=== Exercise details ===
Write the records out once more. Leave each line exactly as given.

(Web page and app entries)
..........

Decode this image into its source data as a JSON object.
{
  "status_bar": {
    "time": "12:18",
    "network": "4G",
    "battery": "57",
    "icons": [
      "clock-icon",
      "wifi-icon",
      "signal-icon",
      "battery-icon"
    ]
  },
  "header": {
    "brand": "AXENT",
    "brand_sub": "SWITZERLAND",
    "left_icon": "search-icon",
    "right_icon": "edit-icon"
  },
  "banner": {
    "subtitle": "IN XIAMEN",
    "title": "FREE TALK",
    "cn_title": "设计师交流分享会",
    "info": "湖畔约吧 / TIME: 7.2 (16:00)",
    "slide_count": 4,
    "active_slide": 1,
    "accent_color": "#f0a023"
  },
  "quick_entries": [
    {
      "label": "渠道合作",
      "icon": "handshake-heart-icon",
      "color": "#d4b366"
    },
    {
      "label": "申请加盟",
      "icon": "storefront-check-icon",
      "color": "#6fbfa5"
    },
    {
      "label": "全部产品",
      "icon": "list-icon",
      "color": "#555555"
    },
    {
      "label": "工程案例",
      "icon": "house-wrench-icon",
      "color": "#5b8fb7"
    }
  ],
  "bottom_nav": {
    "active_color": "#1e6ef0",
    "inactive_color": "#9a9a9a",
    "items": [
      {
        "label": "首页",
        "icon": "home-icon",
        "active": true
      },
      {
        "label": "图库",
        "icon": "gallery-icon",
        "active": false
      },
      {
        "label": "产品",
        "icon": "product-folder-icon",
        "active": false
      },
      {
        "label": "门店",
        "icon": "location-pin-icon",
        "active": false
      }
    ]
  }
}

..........

=== Solution to the problem ===
Decode this image into its source data as a JSON object.
{
  "status_bar": {
    "time": "12:18",
    "network": "4G",
    "battery": "57",
    "icons": [
      "clock-icon",
      "wifi-icon",
      "signal-icon",
      "battery-icon"
    ]
  },
  "header": {
    "brand": "AXENT",
    "brand_sub": "SWITZERLAND",
    "left_icon": "search-icon",
    "right_icon": "edit-icon"
  },
  "banner": {
    "subtitle": "IN XIAMEN",
    "title": "FREE TALK",
    "cn_title": "设计师交流分享会",
    "info": "湖畔约吧 / TIME: 7.2 (16:00)",
    "slide_count": 4,
    "active_slide": 1,
    "accent_color": "#f0a023"
  },
  "quick_entries": [
    {
      "label": "渠道合作",
      "icon": "handshake-heart-icon",
      "color": "#d4b366"
    },
    {
      "label": "申请加盟",
      "icon": "storefront-check-icon",
      "color": "#6fbfa5"
    },
    {
      "label": "全部产品",
      "icon": "list-icon",
      "color": "#555555"
    },
    {
      "label": "工程案例",
      "icon": "house-wrench-icon",
      "color": "#5b8fb7"
    }
  ],
  "bottom_nav": {
    "active_color": "#1e6ef0",
    "inactive_color": "#9a9a9a",
    "items": [
      {
        "label": "首页",
        "icon": "home-icon",
        "active": true
      },
      {
        "label": "图库",
        "icon": "gallery-icon",
        "active": false
      },
      {
        "label": "产品",
        "icon": "product-folder-icon",
        "active": false
      },
      {
        "label": "门店",
        "icon": "location-pin-icon",
        "active": false
      }
    ]
  }
}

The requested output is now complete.